Will OpenSea's "Insider Trading" Draw the SEC's Attention?
The Tweet That Exposed Nate Chastain
Nobody is too big to fail in NFT Land and, despite incredible marketplace activity, OpenSea has made a lot of mistakes which are undermining crypto artists’ trust in the platform. I was working on a roundup of ways in which OpenSea has been dropping the ball when the Nate Chastain "Insider Trading" controversy broke this week.
There's been a lot of drama on NFT Twitter around Nate Chastain's actions and his exit. So I decided to give the topic of OpenSea FAILS a rest for a week cause some folks were getting quite emotional about the situation.
What's funny is that what he did is not symbolic of OpenSea's problems, though he figures into that tale in other ways.
However, the way the press has reacted makes me wonder if the SEC will start paying closer attention to NFT marketplaces.
Will OpenSea Draw the SEC's Attention?
OpenSea's Nate Chastain got exposed via Twitter for what's being called "Insider Trading."
Here's a reasonable account of events which began with a tweet by @ZuwuTV though most outlets seemed to have been alerted by OpenSea statements on the issue:
OpenSea product chief accused of flipping NFTs using insider information
To be honest, I could have broken that story cause so much that happens is first revealed on Twitter and I'm on there all the time. I was watching the story unfold the night it broke. If I was running a serious NFT media operation, which no one truly is at this point, I would have somebody tracking Twitter 24/7 and breaking news. Then watch the other outlets play HORSE.
That said, the worst result for NFT Land from Nate Chastain's trading games, is that major media outlets are juxtaposing 'OpenSea' and 'Insider Trading' in the headlines:
OpenSea admits NFT insider’s trading incident
It also inspired a misdirected Twitter thread by Anil Dash who maintains that since people in NFT Land were responding to Nate's actions by using the term "insider trading," that proves they're unregistered securities.
Good example of a smart man who's lost his grip on this corner of reality.
In any case, the headlines are appearing in the kind of media outlets people at the SEC were reading before NFTs were invented. There have been previous indicators that it will eventually examine NFT Land but this incident is a particularly bad look.
The SEC does have a lot of other things on its plate. Nevertheless, this kind of thing worries me.
I've looked at the topic of NFTs as unregistered securities before in the following three posts:
NFT Entrepreneur Newsletter
Dapper Labs Lawsuit Reveals NBA Top Shot Moments May Be Unregistered Securities
NFT Entrepreneur Newsletter
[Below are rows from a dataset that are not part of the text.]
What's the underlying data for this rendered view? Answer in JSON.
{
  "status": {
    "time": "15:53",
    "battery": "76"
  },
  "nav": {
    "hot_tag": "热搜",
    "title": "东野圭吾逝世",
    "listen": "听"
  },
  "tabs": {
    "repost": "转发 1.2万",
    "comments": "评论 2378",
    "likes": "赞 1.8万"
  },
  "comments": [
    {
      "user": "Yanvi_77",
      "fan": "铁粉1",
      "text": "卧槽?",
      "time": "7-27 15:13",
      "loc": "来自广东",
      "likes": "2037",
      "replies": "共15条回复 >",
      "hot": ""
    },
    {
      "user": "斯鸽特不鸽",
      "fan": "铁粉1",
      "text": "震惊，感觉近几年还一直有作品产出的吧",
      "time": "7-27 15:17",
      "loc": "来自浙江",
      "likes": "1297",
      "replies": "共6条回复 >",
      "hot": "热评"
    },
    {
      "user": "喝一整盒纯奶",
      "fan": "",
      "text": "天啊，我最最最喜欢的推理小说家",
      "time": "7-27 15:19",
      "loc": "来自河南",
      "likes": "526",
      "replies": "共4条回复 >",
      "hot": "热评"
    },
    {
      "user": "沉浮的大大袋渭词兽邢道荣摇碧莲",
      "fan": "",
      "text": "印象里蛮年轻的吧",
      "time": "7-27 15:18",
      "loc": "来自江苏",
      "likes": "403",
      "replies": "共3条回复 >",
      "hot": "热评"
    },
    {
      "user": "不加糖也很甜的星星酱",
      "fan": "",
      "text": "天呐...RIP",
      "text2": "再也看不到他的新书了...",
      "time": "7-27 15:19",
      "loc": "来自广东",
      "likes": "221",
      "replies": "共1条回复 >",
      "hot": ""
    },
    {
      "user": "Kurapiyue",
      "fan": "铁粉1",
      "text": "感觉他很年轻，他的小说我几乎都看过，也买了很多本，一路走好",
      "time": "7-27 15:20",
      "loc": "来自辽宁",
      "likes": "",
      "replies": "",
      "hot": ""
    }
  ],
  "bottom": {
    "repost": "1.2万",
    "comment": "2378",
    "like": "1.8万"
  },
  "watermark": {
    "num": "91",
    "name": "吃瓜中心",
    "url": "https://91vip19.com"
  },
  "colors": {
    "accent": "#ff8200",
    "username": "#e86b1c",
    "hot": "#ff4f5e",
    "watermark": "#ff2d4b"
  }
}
Legal Risks and Challenges Ahead for NFTs: IP Rights, Unregistered Securities, Anti-Money Laundering
Coming Up Next
I’ll be taking a look at the concept of NFT Marketplaces as a Feature in the next NFT Entrepreneur newsletter
Recently, Showtime, a social network for crypto artists, Cent, a community blogging site, and SushiSwap, a decentralized exchange, have all added or announced that they are adding NFT minting and marketplaces.
This approach is relatively new for Western NFT-related sites but is a phenomena that is fairly commonplace with Asian crypto exchanges. Along with services to create an NFT storefront on one's own website, basically a mini-marketplace, such as NFTify and JOYST, the NFT platform and marketplace world may soon look quite different.